The two men lied to immigration officials about where they traveled and their links to terrorist movements, federal law enforcement officials said.
Cruz questioned how precisely immigration officials can vet incoming refugees. He called for a reassessment of all refugees from what he labeled high-risk countries and their potential ties to terrorism using public records, communications, statements, and any actions.
“Who else is there? What are they planning next?' Cruz said. "And what can we do to prevent the next terrorist attack before yet more innocent life is taken?"
The Obama administration plans to accept about 10,000 Syrians into the U.S. during the current fiscal year, which began in October, many fewer than advocates had sought and a small fraction of what Germany and other European nations have allowed in.

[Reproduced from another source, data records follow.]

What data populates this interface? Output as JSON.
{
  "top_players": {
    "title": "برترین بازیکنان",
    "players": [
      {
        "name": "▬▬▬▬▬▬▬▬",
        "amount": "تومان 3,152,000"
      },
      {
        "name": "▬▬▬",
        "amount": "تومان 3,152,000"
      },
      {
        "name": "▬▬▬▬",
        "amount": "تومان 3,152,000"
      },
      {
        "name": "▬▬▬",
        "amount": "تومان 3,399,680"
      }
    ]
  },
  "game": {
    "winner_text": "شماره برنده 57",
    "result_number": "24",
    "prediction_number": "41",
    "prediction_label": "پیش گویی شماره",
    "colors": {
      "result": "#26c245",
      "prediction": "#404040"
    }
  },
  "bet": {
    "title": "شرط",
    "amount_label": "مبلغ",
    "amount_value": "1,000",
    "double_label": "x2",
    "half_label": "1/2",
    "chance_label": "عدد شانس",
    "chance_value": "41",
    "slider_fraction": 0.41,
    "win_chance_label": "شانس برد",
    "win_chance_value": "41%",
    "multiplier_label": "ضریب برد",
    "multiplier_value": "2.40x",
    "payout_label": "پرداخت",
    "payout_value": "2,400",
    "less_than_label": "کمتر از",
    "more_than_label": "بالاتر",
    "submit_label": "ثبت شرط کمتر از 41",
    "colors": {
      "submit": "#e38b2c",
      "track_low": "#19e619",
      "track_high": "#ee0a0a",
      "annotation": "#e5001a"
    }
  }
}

The White House says they will undergo a vetting process that is far more rigorous than, for example, someone coming in on a temporary visa. The process takes 18-24 months and includes checks by officials at the United Nations as well as the Homeland Security and State departments.
Befriending Bill and Hillary Clinton — and giving them access to his private 757 jet — gave Ron Burkle more insight into world affairs than any graduate program might have.
At one point the billionaire businessman was on half of all the trips the former president made abroad. Burkle says he met 47 world leaders in 47 countries. There was a private meeting Clinton held with Nelson Mandela that went on for hours; Burkle was in the room.
Burkle, who never finished college, says he found the travel so enlightening that he structured his son’s schooling around it, arranging for a private tutor to join them on the jet so his child could join the international trips with Clinton.
“I’m not a political junkie,” Burkle said. “I’m not trying to become an ambassador or be in the middle of every election every cycle. … A lot of people are in it because they want to go to the parties or be on the Kennedy Center Board. It is not about that for me.”
Burkle talked about the experiences during an expansive interview with the Los Angeles Times this week, in which he also expressed ambivalence about Hillary Clinton’s candidacy, reflected on his now-dissolved $15-million business partnership with Bill Clinton and explained why he is cohosting a fundraiser for Republican presidential candidate John Kasich.